These results are very interesting. They seem to prove for the most part (once again more testing would be needed to completely confirm this) the hypothesis that lighter weight desktop environments cause less audio latency to occur than heavier desktop environments.

Even with the evidence of desktop environments such as i3 and OpenBox doing so well, I still believe distributions such as Ubuntu Studio choosing to use Xfce as their default desktop environment is a good choice. Although both i3 and OpenBox are great desktop environments that offer lightning fast speed and minimal resource usage for the user, they aren’t what one would consider to be a ‘standard’ desktop environment. By this I mean Xfce follows a desktop paradigm that most users are familiar with. On the other hand, i3 and OpenBox follow more unique paradigms which can be confusing for the average user, or to a recording engineer who isn’t interested in learning a new paradigm, and just wants to get on with recording, mixing and mastering.

There are rumours that Ubuntu Studio are considering implementing a second default desktop environment to go alongside their Xfce based distribution. This potential desktop environment is Kde Plasma. When I first heard this, I was sceptical as Kde Plasma is seen as being quite system intensive when compared to other desktop environments.
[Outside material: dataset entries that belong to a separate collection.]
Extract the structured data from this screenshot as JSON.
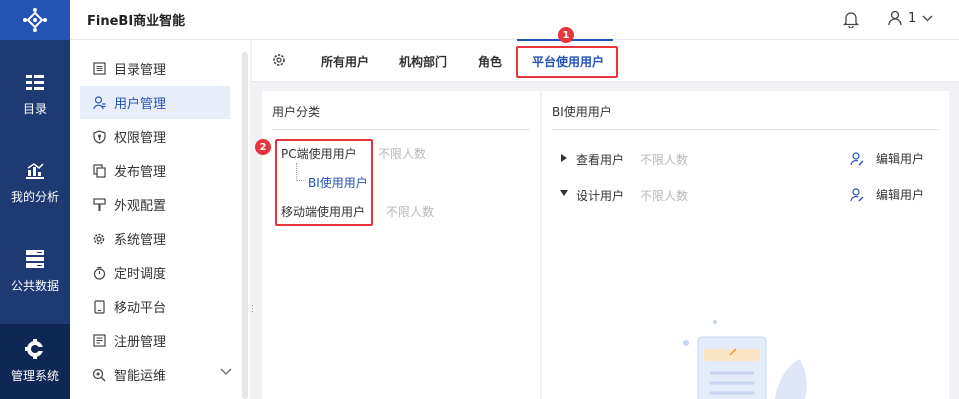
{
  "header": {
    "brand": "FineBI商业智能",
    "user_name": "1"
  },
  "nav": {
    "items": [
      {
        "label": "目录",
        "icon": "catalog-icon"
      },
      {
        "label": "我的分析",
        "icon": "analysis-icon"
      },
      {
        "label": "公共数据",
        "icon": "database-icon"
      },
      {
        "label": "管理系统",
        "icon": "management-gear-icon",
        "active": true
      }
    ]
  },
  "menu": {
    "items": [
      {
        "label": "目录管理",
        "icon": "list-icon"
      },
      {
        "label": "用户管理",
        "icon": "user-icon",
        "active": true
      },
      {
        "label": "权限管理",
        "icon": "shield-icon"
      },
      {
        "label": "发布管理",
        "icon": "copy-icon"
      },
      {
        "label": "外观配置",
        "icon": "brush-icon"
      },
      {
        "label": "系统管理",
        "icon": "settings-icon"
      },
      {
        "label": "定时调度",
        "icon": "timer-icon"
      },
      {
        "label": "移动平台",
        "icon": "mobile-icon"
      },
      {
        "label": "注册管理",
        "icon": "register-icon"
      },
      {
        "label": "智能运维",
        "icon": "ops-icon"
      }
    ]
  },
  "tabs": {
    "items": [
      "所有用户",
      "机构部门",
      "角色",
      "平台使用用户"
    ],
    "active_index": 3
  },
  "badges": {
    "one": "1",
    "two": "2"
  },
  "left_panel": {
    "title": "用户分类",
    "rows": [
      {
        "label": "PC端使用用户",
        "limit": "不限人数"
      },
      {
        "label": "BI使用用户"
      },
      {
        "label": "移动端使用用户",
        "limit": "不限人数"
      }
    ]
  },
  "right_panel": {
    "title": "BI使用用户",
    "rows": [
      {
        "label": "查看用户",
        "limit": "不限人数",
        "action": "编辑用户",
        "expanded": false
      },
      {
        "label": "设计用户",
        "limit": "不限人数",
        "action": "编辑用户",
        "expanded": true
      }
    ]
  },
  "colors": {
    "brand": "#2553b5",
    "nav": "#1d3a73",
    "highlight": "#e8343b"
  }
}
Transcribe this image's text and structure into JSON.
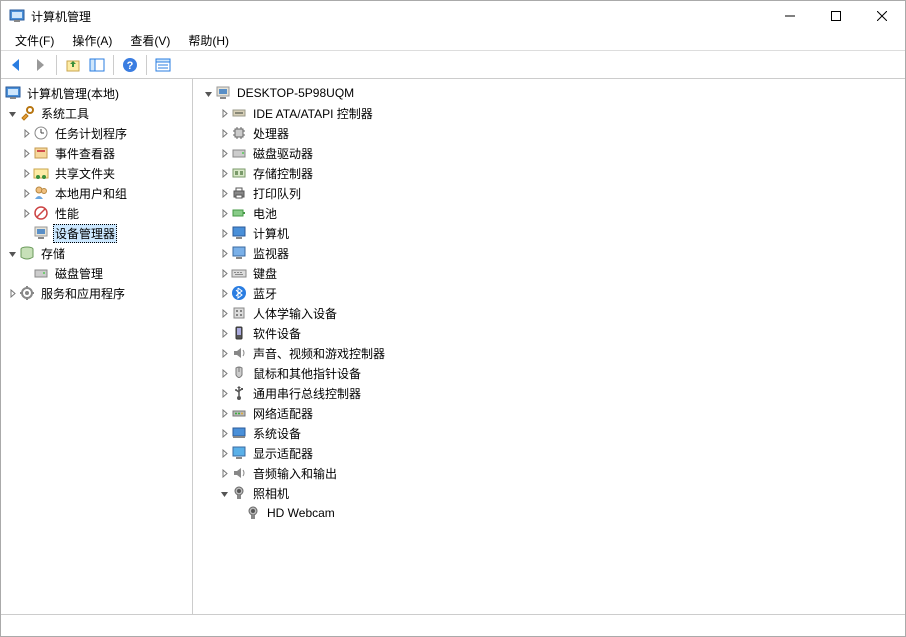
{
  "window": {
    "title": "计算机管理"
  },
  "menu": {
    "file": "文件(F)",
    "action": "操作(A)",
    "view": "查看(V)",
    "help": "帮助(H)"
  },
  "sidebar": {
    "root": "计算机管理(本地)",
    "system_tools": "系统工具",
    "task_scheduler": "任务计划程序",
    "event_viewer": "事件查看器",
    "shared_folders": "共享文件夹",
    "local_users": "本地用户和组",
    "performance": "性能",
    "device_manager": "设备管理器",
    "storage": "存储",
    "disk_management": "磁盘管理",
    "services": "服务和应用程序"
  },
  "devices": {
    "computer_name": "DESKTOP-5P98UQM",
    "ide": "IDE ATA/ATAPI 控制器",
    "processor": "处理器",
    "disk_drives": "磁盘驱动器",
    "storage_controllers": "存储控制器",
    "print_queues": "打印队列",
    "batteries": "电池",
    "computer": "计算机",
    "monitors": "监视器",
    "keyboards": "键盘",
    "bluetooth": "蓝牙",
    "hid": "人体学输入设备",
    "software_devices": "软件设备",
    "sound": "声音、视频和游戏控制器",
    "mice": "鼠标和其他指针设备",
    "usb": "通用串行总线控制器",
    "network": "网络适配器",
    "system_devices": "系统设备",
    "display_adapters": "显示适配器",
    "audio_io": "音频输入和输出",
    "cameras": "照相机",
    "webcam": "HD Webcam"
  }
}
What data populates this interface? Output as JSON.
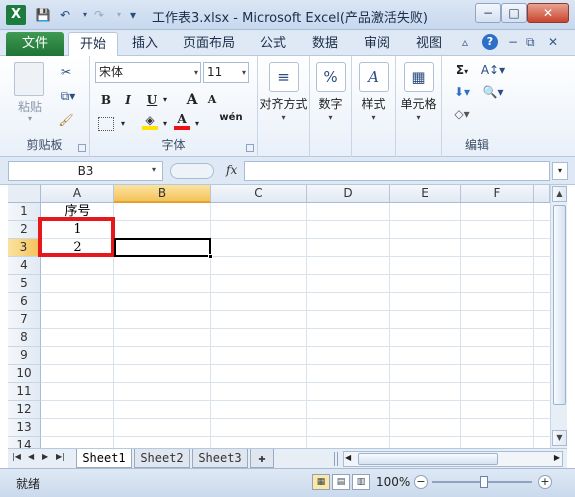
{
  "window": {
    "title": "工作表3.xlsx - Microsoft Excel(产品激活失败)",
    "minimize": "−",
    "maximize": "□",
    "close": "✕"
  },
  "qat": {
    "save_icon": "💾",
    "undo_icon": "↶",
    "redo_icon": "↷",
    "customize_icon": "▾"
  },
  "tabs": {
    "file": "文件",
    "items": [
      "开始",
      "插入",
      "页面布局",
      "公式",
      "数据",
      "审阅",
      "视图"
    ],
    "active_index": 0
  },
  "ribbon": {
    "clipboard": {
      "label": "剪贴板",
      "paste": "粘贴"
    },
    "font": {
      "label": "字体",
      "font_name": "宋体",
      "font_size": "11",
      "bold": "B",
      "italic": "I",
      "underline": "U",
      "grow": "A",
      "shrink": "A",
      "font_color": "A",
      "wen": "wén"
    },
    "alignment": {
      "label": "对齐方式"
    },
    "number": {
      "label": "数字",
      "icon": "%"
    },
    "styles": {
      "label": "样式"
    },
    "cells": {
      "label": "单元格"
    },
    "editing": {
      "label": "编辑",
      "sum": "Σ"
    }
  },
  "formula_bar": {
    "name_box": "B3",
    "fx": "fx",
    "value": ""
  },
  "grid": {
    "columns": [
      "A",
      "B",
      "C",
      "D",
      "E",
      "F"
    ],
    "rows": [
      "1",
      "2",
      "3",
      "4",
      "5",
      "6",
      "7",
      "8",
      "9",
      "10",
      "11",
      "12",
      "13",
      "14"
    ],
    "selected_column": "B",
    "selected_row": "3",
    "cells": {
      "A1": "序号",
      "A2": "1",
      "A3": "2"
    }
  },
  "sheets": {
    "tabs": [
      "Sheet1",
      "Sheet2",
      "Sheet3"
    ],
    "active_index": 0
  },
  "status": {
    "mode": "就绪",
    "zoom": "100%"
  },
  "colors": {
    "accent_green": "#1f7336",
    "selection_orange": "#f4c25c",
    "highlight_red": "#e5191c"
  }
}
However, with the results of the Jack portion of this experiment it seems as though, for audio work at least, Kde Plasma would make a good companion for Ubuntu Studio as a second default desktop environment. Just on a side note Kde Plasma would suit Ubuntu Studio for a lot of non-audio work cases. For example, a reasonable amount of the software bundled with Ubuntu Studio are either Qt based, or a full part of Kde itself, for example the video editor Kdenlive.

In conclusion, I would recommend that anyone looking to squeeze as much performance for their audio production work as possible, out of their computer, should consider either i3 or OpenBox if they mostly work using ALSA (although their performance under Jack was also very good), or Kde Plasma if they plan on working mostly using Jack.

For now, I plan on continuing using Xfce as my desktop environment and doing more research into this topic. If you have any words of advice for me, or comments and criticisms about my experiment please comment, either on this article or on the video. If you would like to attempt this experiment yourself, a similar experiment, or you find a way of running the experiment on the desktop environments I couldn’t, then please publish your work and link it to me, I am fascinated to see what other people find. With any luck we will be able to come to a definitive answer, as to whether desktop environments affect audio latency, and which is the best overall desktop environment to use for audio production.


Here are links to articles I read in preparation for this experiment. Some are quite old, but they came in handy.